The Lands Authority is legally bound to inform “the commissioner of police and the minister” if any irregularity constitutes a criminal offence but despite the court’s decision to annul the exchange of property in the controversial Gaffarena deal the police have not taken any criminal action.
Before the courts revoked the deals made by the Lands Department that saw Marco Gaffarena given parcels of government land in exchange for the requisition of a Valletta building, the National Audit Office (NAO) had said there was collusion between government officials and Gaffarena.
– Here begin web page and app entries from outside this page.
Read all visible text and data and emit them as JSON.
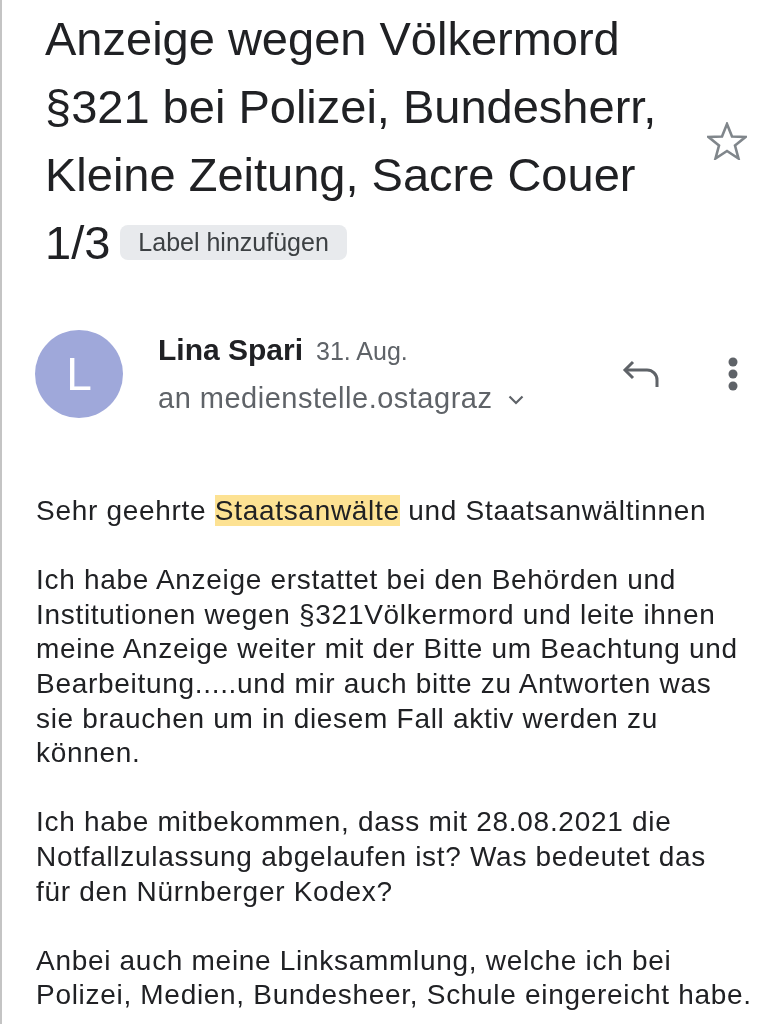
{
  "message": {
    "subject": "Anzeige wegen Völkermord §321 bei Polizei, Bundesherr, Kleine Zeitung, Sacre Couer 1/3",
    "label_chip": "Label hinzufügen",
    "starred": false
  },
  "sender": {
    "avatar_letter": "L",
    "name": "Lina Spari",
    "date": "31. Aug.",
    "recipients": "an medienstelle.ostagraz"
  },
  "body": [
    {
      "segments": [
        {
          "text": "Sehr geehrte ",
          "highlighted": false
        },
        {
          "text": "Staatsanwälte",
          "highlighted": true
        },
        {
          "text": " und Staatsanwältinnen",
          "highlighted": false
        }
      ]
    },
    {
      "segments": [
        {
          "text": "Ich habe Anzeige erstattet bei den Behörden und Institutionen wegen §321Völkermord und leite ihnen meine Anzeige weiter mit der Bitte um Beachtung und Bearbeitung.....und mir auch bitte zu Antworten was sie brauchen um in diesem Fall aktiv werden zu können.",
          "highlighted": false
        }
      ]
    },
    {
      "segments": [
        {
          "text": "Ich habe mitbekommen, dass mit 28.08.2021 die Notfallzulassung abgelaufen ist? Was bedeutet das für den Nürnberger Kodex?",
          "highlighted": false
        }
      ]
    },
    {
      "segments": [
        {
          "text": "Anbei auch meine Linksammlung, welche ich bei Polizei, Medien, Bundesheer, Schule eingereicht habe.",
          "highlighted": false
        }
      ]
    }
  ]
}
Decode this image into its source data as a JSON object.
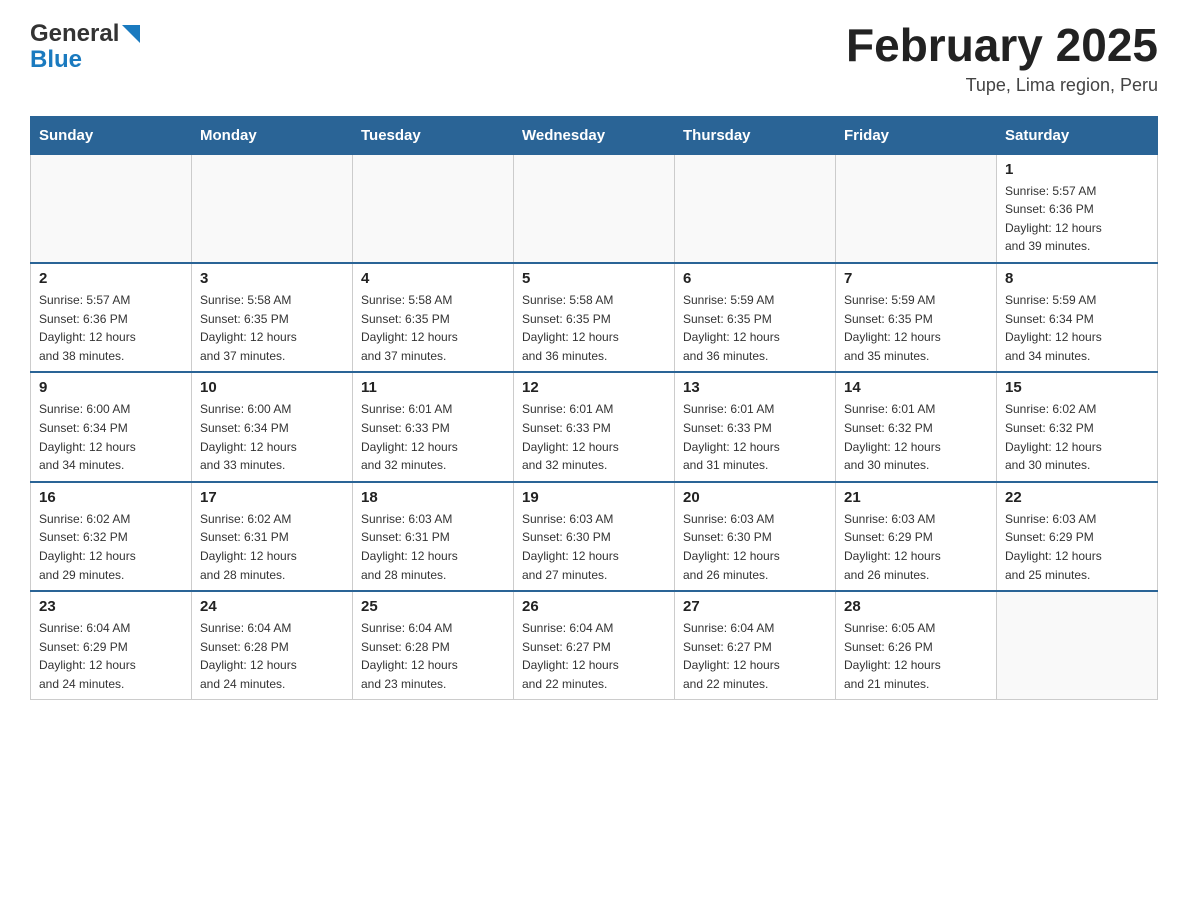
{
  "header": {
    "logo_general": "General",
    "logo_blue": "Blue",
    "month_title": "February 2025",
    "subtitle": "Tupe, Lima region, Peru"
  },
  "weekdays": [
    "Sunday",
    "Monday",
    "Tuesday",
    "Wednesday",
    "Thursday",
    "Friday",
    "Saturday"
  ],
  "weeks": [
    [
      {
        "day": "",
        "info": ""
      },
      {
        "day": "",
        "info": ""
      },
      {
        "day": "",
        "info": ""
      },
      {
        "day": "",
        "info": ""
      },
      {
        "day": "",
        "info": ""
      },
      {
        "day": "",
        "info": ""
      },
      {
        "day": "1",
        "info": "Sunrise: 5:57 AM\nSunset: 6:36 PM\nDaylight: 12 hours\nand 39 minutes."
      }
    ],
    [
      {
        "day": "2",
        "info": "Sunrise: 5:57 AM\nSunset: 6:36 PM\nDaylight: 12 hours\nand 38 minutes."
      },
      {
        "day": "3",
        "info": "Sunrise: 5:58 AM\nSunset: 6:35 PM\nDaylight: 12 hours\nand 37 minutes."
      },
      {
        "day": "4",
        "info": "Sunrise: 5:58 AM\nSunset: 6:35 PM\nDaylight: 12 hours\nand 37 minutes."
      },
      {
        "day": "5",
        "info": "Sunrise: 5:58 AM\nSunset: 6:35 PM\nDaylight: 12 hours\nand 36 minutes."
      },
      {
        "day": "6",
        "info": "Sunrise: 5:59 AM\nSunset: 6:35 PM\nDaylight: 12 hours\nand 36 minutes."
      },
      {
        "day": "7",
        "info": "Sunrise: 5:59 AM\nSunset: 6:35 PM\nDaylight: 12 hours\nand 35 minutes."
      },
      {
        "day": "8",
        "info": "Sunrise: 5:59 AM\nSunset: 6:34 PM\nDaylight: 12 hours\nand 34 minutes."
      }
    ],
    [
      {
        "day": "9",
        "info": "Sunrise: 6:00 AM\nSunset: 6:34 PM\nDaylight: 12 hours\nand 34 minutes."
      },
      {
        "day": "10",
        "info": "Sunrise: 6:00 AM\nSunset: 6:34 PM\nDaylight: 12 hours\nand 33 minutes."
      },
      {
        "day": "11",
        "info": "Sunrise: 6:01 AM\nSunset: 6:33 PM\nDaylight: 12 hours\nand 32 minutes."
      },
      {
        "day": "12",
        "info": "Sunrise: 6:01 AM\nSunset: 6:33 PM\nDaylight: 12 hours\nand 32 minutes."
      },
      {
        "day": "13",
        "info": "Sunrise: 6:01 AM\nSunset: 6:33 PM\nDaylight: 12 hours\nand 31 minutes."
      },
      {
        "day": "14",
        "info": "Sunrise: 6:01 AM\nSunset: 6:32 PM\nDaylight: 12 hours\nand 30 minutes."
      },
      {
        "day": "15",
        "info": "Sunrise: 6:02 AM\nSunset: 6:32 PM\nDaylight: 12 hours\nand 30 minutes."
      }
    ],
    [
      {
        "day": "16",
        "info": "Sunrise: 6:02 AM\nSunset: 6:32 PM\nDaylight: 12 hours\nand 29 minutes."
      },
      {
        "day": "17",
        "info": "Sunrise: 6:02 AM\nSunset: 6:31 PM\nDaylight: 12 hours\nand 28 minutes."
      },
      {
        "day": "18",
        "info": "Sunrise: 6:03 AM\nSunset: 6:31 PM\nDaylight: 12 hours\nand 28 minutes."
      },
      {
        "day": "19",
        "info": "Sunrise: 6:03 AM\nSunset: 6:30 PM\nDaylight: 12 hours\nand 27 minutes."
      },
      {
        "day": "20",
        "info": "Sunrise: 6:03 AM\nSunset: 6:30 PM\nDaylight: 12 hours\nand 26 minutes."
      },
      {
        "day": "21",
        "info": "Sunrise: 6:03 AM\nSunset: 6:29 PM\nDaylight: 12 hours\nand 26 minutes."
      },
      {
        "day": "22",
        "info": "Sunrise: 6:03 AM\nSunset: 6:29 PM\nDaylight: 12 hours\nand 25 minutes."
      }
    ],
    [
      {
        "day": "23",
        "info": "Sunrise: 6:04 AM\nSunset: 6:29 PM\nDaylight: 12 hours\nand 24 minutes."
      },
      {
        "day": "24",
        "info": "Sunrise: 6:04 AM\nSunset: 6:28 PM\nDaylight: 12 hours\nand 24 minutes."
      },
      {
        "day": "25",
        "info": "Sunrise: 6:04 AM\nSunset: 6:28 PM\nDaylight: 12 hours\nand 23 minutes."
      },
      {
        "day": "26",
        "info": "Sunrise: 6:04 AM\nSunset: 6:27 PM\nDaylight: 12 hours\nand 22 minutes."
      },
      {
        "day": "27",
        "info": "Sunrise: 6:04 AM\nSunset: 6:27 PM\nDaylight: 12 hours\nand 22 minutes."
      },
      {
        "day": "28",
        "info": "Sunrise: 6:05 AM\nSunset: 6:26 PM\nDaylight: 12 hours\nand 21 minutes."
      },
      {
        "day": "",
        "info": ""
      }
    ]
  ]
}
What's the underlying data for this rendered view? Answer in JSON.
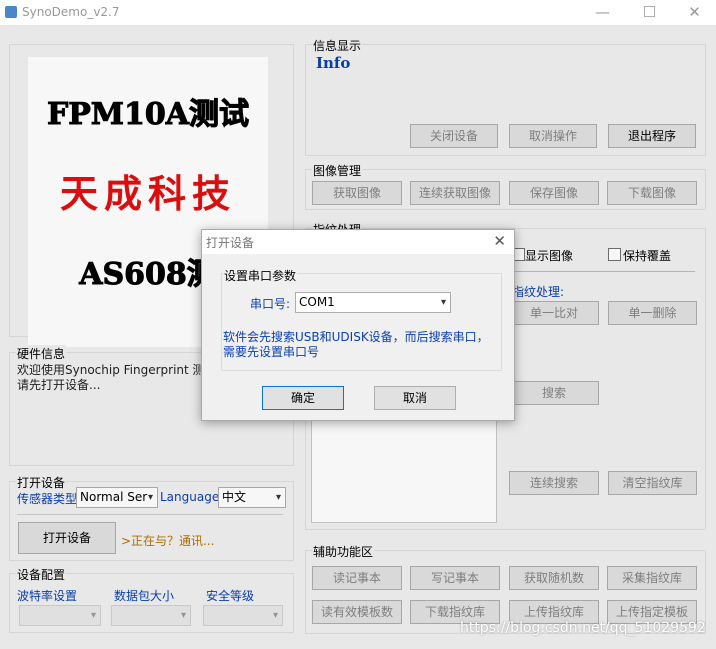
{
  "window": {
    "title": "SynoDemo_v2.7",
    "minimize": "—",
    "maximize": "☐",
    "close": "✕"
  },
  "logo": {
    "line1": "FPM10A测试",
    "line2": "天成科技",
    "line3": "AS608测"
  },
  "hardware": {
    "label": "硬件信息",
    "text_line1": "欢迎使用Synochip Fingerprint 测试程",
    "text_line2": "请先打开设备..."
  },
  "open_device": {
    "label": "打开设备",
    "sensor_type_label": "传感器类型",
    "sensor_type_value": "Normal Ser",
    "language_label": "Language",
    "language_value": "中文",
    "open_button": "打开设备",
    "status": ">正在与？通讯..."
  },
  "device_config": {
    "label": "设备配置",
    "baud_label": "波特率设置",
    "packet_label": "数据包大小",
    "security_label": "安全等级"
  },
  "info": {
    "label": "信息显示",
    "title": "Info",
    "close_device": "关闭设备",
    "cancel_op": "取消操作",
    "exit_program": "退出程序"
  },
  "image_mgmt": {
    "label": "图像管理",
    "get_image": "获取图像",
    "continuous_get": "连续获取图像",
    "save_image": "保存图像",
    "download_image": "下载图像"
  },
  "fingerprint": {
    "label": "指纹处理",
    "show_image": "显示图像",
    "keep_overlay": "保持覆盖",
    "process_label": "指纹处理:",
    "match_one": "单一比对",
    "delete_one": "单一删除",
    "search": "搜索",
    "continuous_search": "连续搜索",
    "clear_library": "清空指纹库"
  },
  "aux": {
    "label": "辅助功能区",
    "read_notepad": "读记事本",
    "write_notepad": "写记事本",
    "get_random": "获取随机数",
    "collect_fp": "采集指纹库",
    "read_valid_templates": "读有效模板数",
    "download_fp_lib": "下载指纹库",
    "upload_fp_lib": "上传指纹库",
    "upload_template": "上传指定模板"
  },
  "dialog": {
    "title": "打开设备",
    "close": "✕",
    "group_label": "设置串口参数",
    "port_label": "串口号:",
    "port_value": "COM1",
    "note_line1": "软件会先搜索USB和UDISK设备，而后搜索串口，",
    "note_line2": "需要先设置串口号",
    "ok": "确定",
    "cancel": "取消"
  },
  "watermark": "https://blog.csdn.net/qq_51029592"
}
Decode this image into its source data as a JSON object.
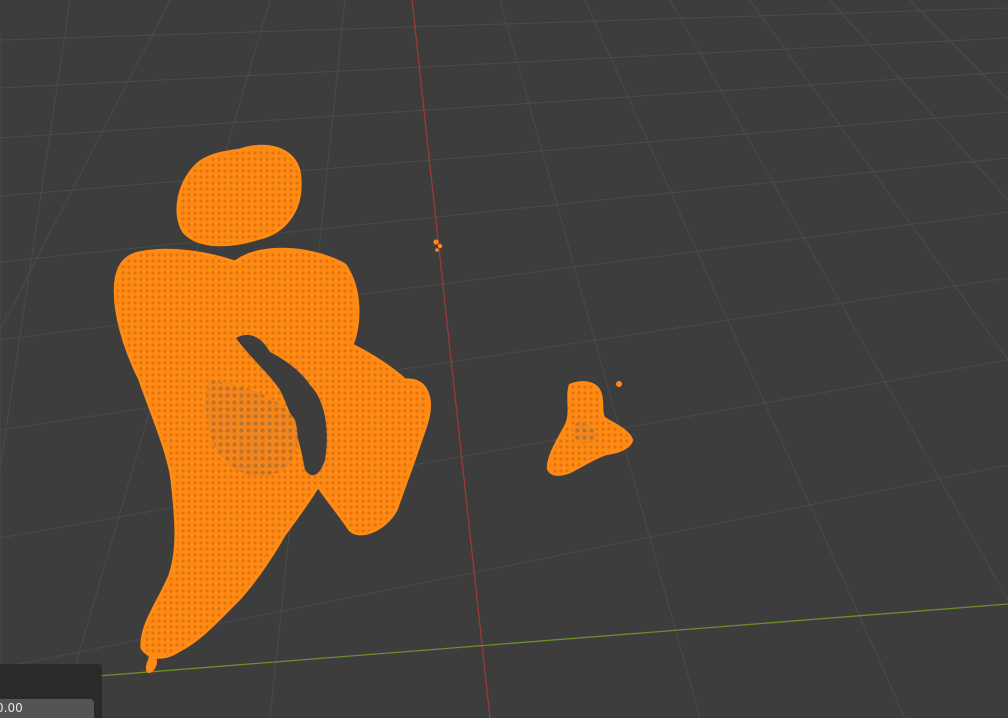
{
  "viewport": {
    "background": "#3d3d3d",
    "grid_color": "#4a4a4a",
    "x_axis_color": "#6b8e2e",
    "y_axis_color": "#9b3a3a",
    "selection_color": "#ff8000"
  },
  "operator_panel": {
    "value": "0.00"
  }
}
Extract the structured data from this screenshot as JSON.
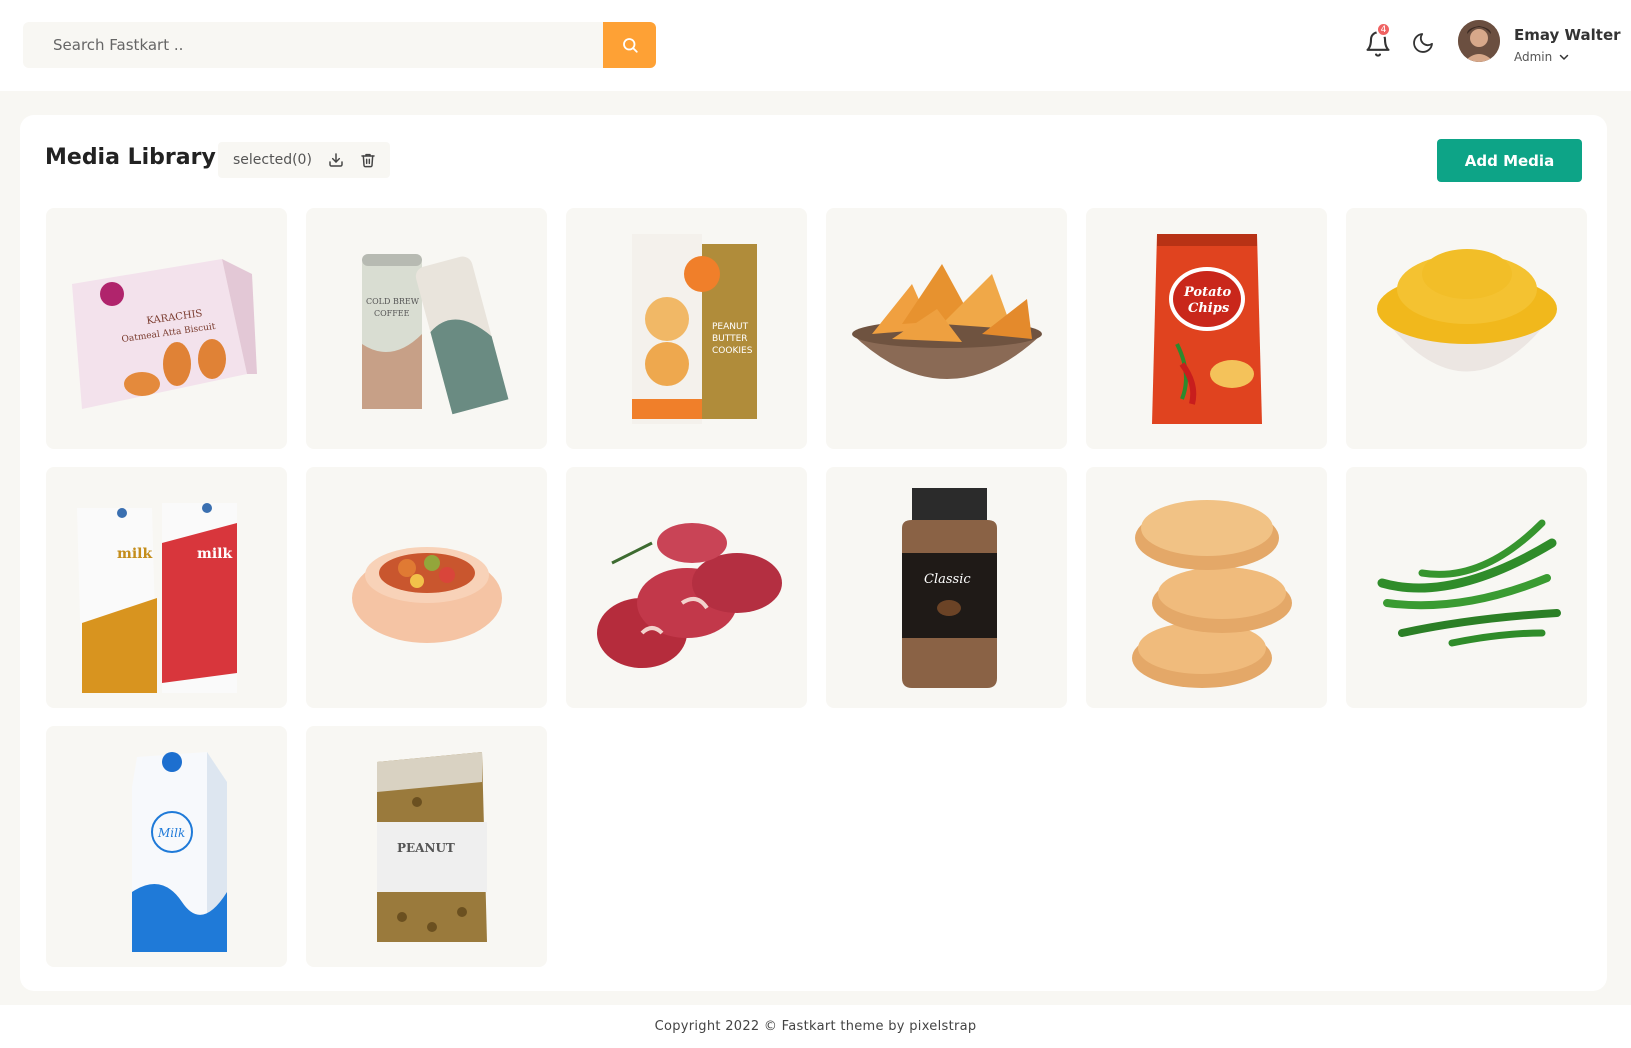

According to the repealed Lands Act and the new Lands Authority Act the commissioner of police is obliged to arraign all the persons who appeared on the deeds which were declared null. The previous law, which was in force when the controversial deals were made in 2015, states that “proceedings for an offence under this Act shall be taken by the Police decided by the Court of Magistrates as a court of criminal judicature.”
The new Lands Authority law which came into force in 2017 also makes it clear that “whenever, and as soon as, the Chief Audit Officer firmly establishes the existence of suspected cases of irregularities and, or suspected cases of criminal offences concerning the responsibilities of the auditee under review, the Chairperson of the Board shall, if the Chief Audit Officer is of the opinion that the irregularity, if proved, would constitute a criminal offence, immediately inform the Commissioner of Police and the Minister.”
Following the court decision, the police – who can initiate criminal proceedings based on information of any criminal activity – have not taken any action against Gaffarena and the land he was given has not yet been returned to the State.
Two contracts were struck down by court which included a 6,000 square metre parcel of land in Ta’ Kandja, Siġġiewi, which was overvalued by €615,000, and another parcel of land in Naxxar, measuring 5,000 square metres which was overvalued by €467,000. This land should be returned back to the public unless the court’s decision is reversed at the appeal stage.
Dismissing the revocation as an “exercise founded on a political basis” Gaffarena has indeed filed an appeal, arguing that the judgment is null because it was given regarding an entity – the Commissioner for Lands – that no longer existed by the time the judgment was handed down.
Moreover, a Sliema house which was part of the €3.4 million cash-and-land deals the government paid Gaffarena was demolished after the court struck down the deal.
Questions sent to the Attorney General on whether government intends to take any criminal action against Gaffarena or anyone involved in what the NAO described as collusion remain unanswered.
The scandal was revealed by The Shift News journalist Caroline Muscat who at the time was a senior journalist for The Times of Malta in 2015. The government had paid €1.65 million for part ownership of the Valletta property that Gaffarena had bought for a fraction of the price just weeks earlier.
The investigation stopped the transfer of millions more and protected the families owning the property from further exploitation. Gaffarena had acquired parcels of land as part of the deal equivalent to the size of more than 10 football pitches – the total estimate of the deal that at that point had managed to go through was €3.4 million, in cash and parcels of land, to Gaffarena.
In its judgment, the court concluded that the government had acquired part of the building which is owned by all owners but only compensated one owner so it deemed the contracts invalid. This is in line with conclusions in the NAO report that compensation should have been proportionally paid to all the co-owners.
The six government properties and parcels of land which Gaffarena got in exchange for part of a building in Valletta were overvalued by €1.8 million, the court confirmed in its judgement.